Emily: So how do you know that you are not going to an extreme? Because you can bend it pretty far one way, but it seems like that might be a little gratuitous of the software you are using.

Stephanie: As a scientist, if you are doing something like this, you really have to pay attention. You could just do whatever you wanted, it's virtual. But what you want to do is really look at the anatomy of the vertebral column, all of those joints. And if you, for instance, disarticulate a joint, it might tell you that maybe you've gone a little bit too far. Or if you start to merge one bone into another, you also might have gone a bit too far, so sometimes we call this disarticulation and bony stops. When we look at normal bending experiments, we can say, this joint can move this much, and this is the anatomy of those vertebrae. And so we can make correlations between the anatomy of the vertebra and how much that vertebra can bend. And that would give us some sort of bound.

Emily: So you are not only looking at this fisher cat, you are also looking at the number of other animals that are still alive, right? 

Stephanie: Yeah, that's right. We are looking at a variety of different animals that have different morphologies. So we are looking at things like lizards, monotremes, marsupials, and a variety of placental mammals too, like the fisher cat. By looking at the variety of modern animals, and doing all these bending experiments, we can understand how their joints actually function. And then we can do virtual bending experiments on the same animals, and put them on the same parameters, as our fossils, and we can compare that. We call this "validating our experiment." And so if the two- if the bending experiment and the virtual bending experiment in the modern animals match up really well, we can be pretty confident that our virtual experiment in our fossils are giving us a pretty good indication of the type of mobility and the potential for locomotion behavior.

Emily: So what is the ultimate goal of all of this research? 

Stephanie: Well, our ultimate goal is to really track the evolution of the vertebral column through the fossil animals that lead up to modern mammals, test how much regionalization is in the vertebral column and how that correlates with function. And hopefully we will try to pinpoint the time in which the mammalian type regionalization and locomotion style evolved.

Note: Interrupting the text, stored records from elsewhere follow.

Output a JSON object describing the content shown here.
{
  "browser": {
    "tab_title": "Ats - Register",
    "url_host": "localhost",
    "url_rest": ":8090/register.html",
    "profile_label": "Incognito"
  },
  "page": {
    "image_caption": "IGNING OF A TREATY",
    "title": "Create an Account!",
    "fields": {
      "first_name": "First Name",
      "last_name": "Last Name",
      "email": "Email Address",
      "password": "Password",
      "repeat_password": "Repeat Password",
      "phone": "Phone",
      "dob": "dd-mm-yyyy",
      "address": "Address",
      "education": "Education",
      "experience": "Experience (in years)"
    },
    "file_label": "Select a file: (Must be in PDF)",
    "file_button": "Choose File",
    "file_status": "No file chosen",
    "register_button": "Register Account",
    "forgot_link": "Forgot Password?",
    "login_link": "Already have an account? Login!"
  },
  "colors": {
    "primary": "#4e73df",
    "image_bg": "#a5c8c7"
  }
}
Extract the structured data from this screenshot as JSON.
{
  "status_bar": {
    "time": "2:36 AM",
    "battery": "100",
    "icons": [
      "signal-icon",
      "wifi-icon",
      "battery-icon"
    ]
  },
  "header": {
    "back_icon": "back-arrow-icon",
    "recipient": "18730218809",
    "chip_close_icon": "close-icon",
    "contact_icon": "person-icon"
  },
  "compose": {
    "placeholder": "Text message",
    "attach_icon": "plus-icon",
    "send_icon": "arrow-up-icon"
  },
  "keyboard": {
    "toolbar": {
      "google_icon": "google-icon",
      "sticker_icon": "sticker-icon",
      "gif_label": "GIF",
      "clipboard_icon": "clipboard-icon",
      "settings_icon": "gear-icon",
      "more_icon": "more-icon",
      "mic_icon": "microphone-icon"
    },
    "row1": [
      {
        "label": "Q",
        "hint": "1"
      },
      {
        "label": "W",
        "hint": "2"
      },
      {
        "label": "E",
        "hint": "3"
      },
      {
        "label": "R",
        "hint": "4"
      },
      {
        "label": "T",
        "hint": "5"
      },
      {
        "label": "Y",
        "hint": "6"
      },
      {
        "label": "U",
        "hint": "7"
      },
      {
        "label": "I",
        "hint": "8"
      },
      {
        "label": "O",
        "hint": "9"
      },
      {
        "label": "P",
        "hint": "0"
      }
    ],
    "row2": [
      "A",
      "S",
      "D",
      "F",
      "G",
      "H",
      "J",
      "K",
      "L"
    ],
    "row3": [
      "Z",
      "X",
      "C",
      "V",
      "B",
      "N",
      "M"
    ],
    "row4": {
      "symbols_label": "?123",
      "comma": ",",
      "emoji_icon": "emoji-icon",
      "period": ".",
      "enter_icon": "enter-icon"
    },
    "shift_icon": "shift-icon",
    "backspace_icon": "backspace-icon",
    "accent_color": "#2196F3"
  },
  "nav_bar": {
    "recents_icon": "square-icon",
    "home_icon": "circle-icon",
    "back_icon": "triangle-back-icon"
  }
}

Emily: That's so exciting, I mean, you are looking at fossil evidence that was probably collected, you know, in the last fifty to a hundred years. You're being able to manipulate it using computer software without doing any damage to the specimen, and you were able to make inferences about the mobility and gait of animals that lived hundreds of millions of years ago.

Stephanie: I think right now, it's the one of the best times to be a vertebrate paleontologist.

Emily: That's pretty exciting. 

Stephanie: I think it's pretty exciting.
[Brain scoop outro plays]

Emily: It still has brains on it...